(Page and application data records)
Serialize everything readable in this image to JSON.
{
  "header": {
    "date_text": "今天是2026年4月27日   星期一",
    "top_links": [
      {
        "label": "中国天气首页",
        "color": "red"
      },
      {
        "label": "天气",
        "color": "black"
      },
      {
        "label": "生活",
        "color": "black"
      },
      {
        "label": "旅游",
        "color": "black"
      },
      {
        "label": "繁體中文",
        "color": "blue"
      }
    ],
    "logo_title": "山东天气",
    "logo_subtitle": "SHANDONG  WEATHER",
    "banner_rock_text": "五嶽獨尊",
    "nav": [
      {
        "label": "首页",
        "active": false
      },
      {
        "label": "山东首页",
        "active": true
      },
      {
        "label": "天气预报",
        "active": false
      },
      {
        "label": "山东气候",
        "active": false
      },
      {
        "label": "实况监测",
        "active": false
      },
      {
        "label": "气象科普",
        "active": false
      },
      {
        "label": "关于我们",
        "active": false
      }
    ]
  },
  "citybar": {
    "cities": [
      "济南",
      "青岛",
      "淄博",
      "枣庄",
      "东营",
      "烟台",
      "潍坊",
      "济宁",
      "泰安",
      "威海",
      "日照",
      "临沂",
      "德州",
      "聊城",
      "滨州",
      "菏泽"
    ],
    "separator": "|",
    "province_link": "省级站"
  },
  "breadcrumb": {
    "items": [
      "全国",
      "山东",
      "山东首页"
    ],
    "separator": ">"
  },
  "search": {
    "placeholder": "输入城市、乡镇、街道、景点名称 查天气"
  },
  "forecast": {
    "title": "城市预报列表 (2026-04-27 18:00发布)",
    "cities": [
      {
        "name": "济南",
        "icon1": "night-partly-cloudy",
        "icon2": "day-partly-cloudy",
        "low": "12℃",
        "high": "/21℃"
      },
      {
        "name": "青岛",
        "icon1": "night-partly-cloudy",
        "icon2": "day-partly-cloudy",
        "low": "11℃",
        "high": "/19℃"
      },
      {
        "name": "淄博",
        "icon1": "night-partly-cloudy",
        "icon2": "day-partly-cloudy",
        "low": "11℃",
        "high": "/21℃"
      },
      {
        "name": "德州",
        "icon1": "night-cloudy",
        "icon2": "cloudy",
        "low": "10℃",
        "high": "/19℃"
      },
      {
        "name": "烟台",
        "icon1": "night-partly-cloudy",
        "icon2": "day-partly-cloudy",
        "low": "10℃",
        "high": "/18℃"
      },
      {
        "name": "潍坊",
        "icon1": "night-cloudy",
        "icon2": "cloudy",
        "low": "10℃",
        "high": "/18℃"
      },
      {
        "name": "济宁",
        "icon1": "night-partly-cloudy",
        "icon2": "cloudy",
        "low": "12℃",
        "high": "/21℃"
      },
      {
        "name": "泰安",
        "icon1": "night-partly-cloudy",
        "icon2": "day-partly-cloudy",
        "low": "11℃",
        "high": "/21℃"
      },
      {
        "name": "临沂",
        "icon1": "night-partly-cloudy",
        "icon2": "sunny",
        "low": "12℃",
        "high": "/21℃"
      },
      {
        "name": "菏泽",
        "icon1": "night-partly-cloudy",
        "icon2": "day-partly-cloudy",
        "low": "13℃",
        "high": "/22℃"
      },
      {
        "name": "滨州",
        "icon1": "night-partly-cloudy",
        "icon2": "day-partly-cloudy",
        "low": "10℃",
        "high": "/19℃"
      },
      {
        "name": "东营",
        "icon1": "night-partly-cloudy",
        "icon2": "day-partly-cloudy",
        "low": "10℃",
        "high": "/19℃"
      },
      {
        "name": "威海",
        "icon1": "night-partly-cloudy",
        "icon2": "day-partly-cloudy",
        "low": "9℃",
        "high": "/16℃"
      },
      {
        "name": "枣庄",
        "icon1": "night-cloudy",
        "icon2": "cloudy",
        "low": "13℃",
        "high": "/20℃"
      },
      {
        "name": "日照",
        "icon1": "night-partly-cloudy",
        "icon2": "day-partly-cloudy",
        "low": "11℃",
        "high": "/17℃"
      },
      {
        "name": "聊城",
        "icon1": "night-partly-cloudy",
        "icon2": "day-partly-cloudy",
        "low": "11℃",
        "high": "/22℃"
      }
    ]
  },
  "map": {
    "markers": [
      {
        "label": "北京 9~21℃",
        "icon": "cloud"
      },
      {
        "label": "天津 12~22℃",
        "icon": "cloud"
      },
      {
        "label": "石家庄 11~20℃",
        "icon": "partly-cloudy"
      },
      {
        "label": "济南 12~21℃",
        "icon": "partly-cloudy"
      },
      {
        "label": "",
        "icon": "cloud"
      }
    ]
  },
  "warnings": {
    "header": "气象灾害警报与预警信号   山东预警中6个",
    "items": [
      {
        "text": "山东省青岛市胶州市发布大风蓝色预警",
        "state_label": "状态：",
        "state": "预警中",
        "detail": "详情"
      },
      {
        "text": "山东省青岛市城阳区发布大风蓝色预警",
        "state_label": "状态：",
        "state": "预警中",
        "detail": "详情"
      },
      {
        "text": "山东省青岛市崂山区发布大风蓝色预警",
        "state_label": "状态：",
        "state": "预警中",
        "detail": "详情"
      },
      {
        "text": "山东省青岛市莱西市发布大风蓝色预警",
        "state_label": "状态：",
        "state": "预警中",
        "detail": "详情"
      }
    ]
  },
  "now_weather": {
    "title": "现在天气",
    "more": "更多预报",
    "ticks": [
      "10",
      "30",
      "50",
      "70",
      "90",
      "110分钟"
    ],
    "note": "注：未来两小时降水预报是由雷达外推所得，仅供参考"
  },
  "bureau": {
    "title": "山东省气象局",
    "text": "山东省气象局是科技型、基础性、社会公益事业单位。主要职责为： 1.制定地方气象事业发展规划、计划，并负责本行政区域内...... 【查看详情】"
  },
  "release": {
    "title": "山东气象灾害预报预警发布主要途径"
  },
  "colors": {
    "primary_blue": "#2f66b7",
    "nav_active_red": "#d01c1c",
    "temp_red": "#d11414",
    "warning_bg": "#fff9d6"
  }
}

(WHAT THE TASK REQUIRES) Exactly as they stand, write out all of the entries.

(SOLVED PROBLEM)
Serialize everything readable in this image to JSON.
{
  "header": {
    "date_text": "今天是2026年4月27日   星期一",
    "top_links": [
      {
        "label": "中国天气首页",
        "color": "red"
      },
      {
        "label": "天气",
        "color": "black"
      },
      {
        "label": "生活",
        "color": "black"
      },
      {
        "label": "旅游",
        "color": "black"
      },
      {
        "label": "繁體中文",
        "color": "blue"
      }
    ],
    "logo_title": "山东天气",
    "logo_subtitle": "SHANDONG  WEATHER",
    "banner_rock_text": "五嶽獨尊",
    "nav": [
      {
        "label": "首页",
        "active": false
      },
      {
        "label": "山东首页",
        "active": true
      },
      {
        "label": "天气预报",
        "active": false
      },
      {
        "label": "山东气候",
        "active": false
      },
      {
        "label": "实况监测",
        "active": false
      },
      {
        "label": "气象科普",
        "active": false
      },
      {
        "label": "关于我们",
        "active": false
      }
    ]
  },
  "citybar": {
    "cities": [
      "济南",
      "青岛",
      "淄博",
      "枣庄",
      "东营",
      "烟台",
      "潍坊",
      "济宁",
      "泰安",
      "威海",
      "日照",
      "临沂",
      "德州",
      "聊城",
      "滨州",
      "菏泽"
    ],
    "separator": "|",
    "province_link": "省级站"
  },
  "breadcrumb": {
    "items": [
      "全国",
      "山东",
      "山东首页"
    ],
    "separator": ">"
  },
  "search": {
    "placeholder": "输入城市、乡镇、街道、景点名称 查天气"
  },
  "forecast": {
    "title": "城市预报列表 (2026-04-27 18:00发布)",
    "cities": [
      {
        "name": "济南",
        "icon1": "night-partly-cloudy",
        "icon2": "day-partly-cloudy",
        "low": "12℃",
        "high": "/21℃"
      },
      {
        "name": "青岛",
        "icon1": "night-partly-cloudy",
        "icon2": "day-partly-cloudy",
        "low": "11℃",
        "high": "/19℃"
      },
      {
        "name": "淄博",
        "icon1": "night-partly-cloudy",
        "icon2": "day-partly-cloudy",
        "low": "11℃",
        "high": "/21℃"
      },
      {
        "name": "德州",
        "icon1": "night-cloudy",
        "icon2": "cloudy",
        "low": "10℃",
        "high": "/19℃"
      },
      {
        "name": "烟台",
        "icon1": "night-partly-cloudy",
        "icon2": "day-partly-cloudy",
        "low": "10℃",
        "high": "/18℃"
      },
      {
        "name": "潍坊",
        "icon1": "night-cloudy",
        "icon2": "cloudy",
        "low": "10℃",
        "high": "/18℃"
      },
      {
        "name": "济宁",
        "icon1": "night-partly-cloudy",
        "icon2": "cloudy",
        "low": "12℃",
        "high": "/21℃"
      },
      {
        "name": "泰安",
        "icon1": "night-partly-cloudy",
        "icon2": "day-partly-cloudy",
        "low": "11℃",
        "high": "/21℃"
      },
      {
        "name": "临沂",
        "icon1": "night-partly-cloudy",
        "icon2": "sunny",
        "low": "12℃",
        "high": "/21℃"
      },
      {
        "name": "菏泽",
        "icon1": "night-partly-cloudy",
        "icon2": "day-partly-cloudy",
        "low": "13℃",
        "high": "/22℃"
      },
      {
        "name": "滨州",
        "icon1": "night-partly-cloudy",
        "icon2": "day-partly-cloudy",
        "low": "10℃",
        "high": "/19℃"
      },
      {
        "name": "东营",
        "icon1": "night-partly-cloudy",
        "icon2": "day-partly-cloudy",
        "low": "10℃",
        "high": "/19℃"
      },
      {
        "name": "威海",
        "icon1": "night-partly-cloudy",
        "icon2": "day-partly-cloudy",
        "low": "9℃",
        "high": "/16℃"
      },
      {
        "name": "枣庄",
        "icon1": "night-cloudy",
        "icon2": "cloudy",
        "low": "13℃",
        "high": "/20℃"
      },
      {
        "name": "日照",
        "icon1": "night-partly-cloudy",
        "icon2": "day-partly-cloudy",
        "low": "11℃",
        "high": "/17℃"
      },
      {
        "name": "聊城",
        "icon1": "night-partly-cloudy",
        "icon2": "day-partly-cloudy",
        "low": "11℃",
        "high": "/22℃"
      }
    ]
  },
  "map": {
    "markers": [
      {
        "label": "北京 9~21℃",
        "icon": "cloud"
      },
      {
        "label": "天津 12~22℃",
        "icon": "cloud"
      },
      {
        "label": "石家庄 11~20℃",
        "icon": "partly-cloudy"
      },
      {
        "label": "济南 12~21℃",
        "icon": "partly-cloudy"
      },
      {
        "label": "",
        "icon": "cloud"
      }
    ]
  },
  "warnings": {
    "header": "气象灾害警报与预警信号   山东预警中6个",
    "items": [
      {
        "text": "山东省青岛市胶州市发布大风蓝色预警",
        "state_label": "状态：",
        "state": "预警中",
        "detail": "详情"
      },
      {
        "text": "山东省青岛市城阳区发布大风蓝色预警",
        "state_label": "状态：",
        "state": "预警中",
        "detail": "详情"
      },
      {
        "text": "山东省青岛市崂山区发布大风蓝色预警",
        "state_label": "状态：",
        "state": "预警中",
        "detail": "详情"
      },
      {
        "text": "山东省青岛市莱西市发布大风蓝色预警",
        "state_label": "状态：",
        "state": "预警中",
        "detail": "详情"
      }
    ]
  },
  "now_weather": {
    "title": "现在天气",
    "more": "更多预报",
    "ticks": [
      "10",
      "30",
      "50",
      "70",
      "90",
      "110分钟"
    ],
    "note": "注：未来两小时降水预报是由雷达外推所得，仅供参考"
  },
  "bureau": {
    "title": "山东省气象局",
    "text": "山东省气象局是科技型、基础性、社会公益事业单位。主要职责为： 1.制定地方气象事业发展规划、计划，并负责本行政区域内...... 【查看详情】"
  },
  "release": {
    "title": "山东气象灾害预报预警发布主要途径"
  },
  "colors": {
    "primary_blue": "#2f66b7",
    "nav_active_red": "#d01c1c",
    "temp_red": "#d11414",
    "warning_bg": "#fff9d6"
  }
}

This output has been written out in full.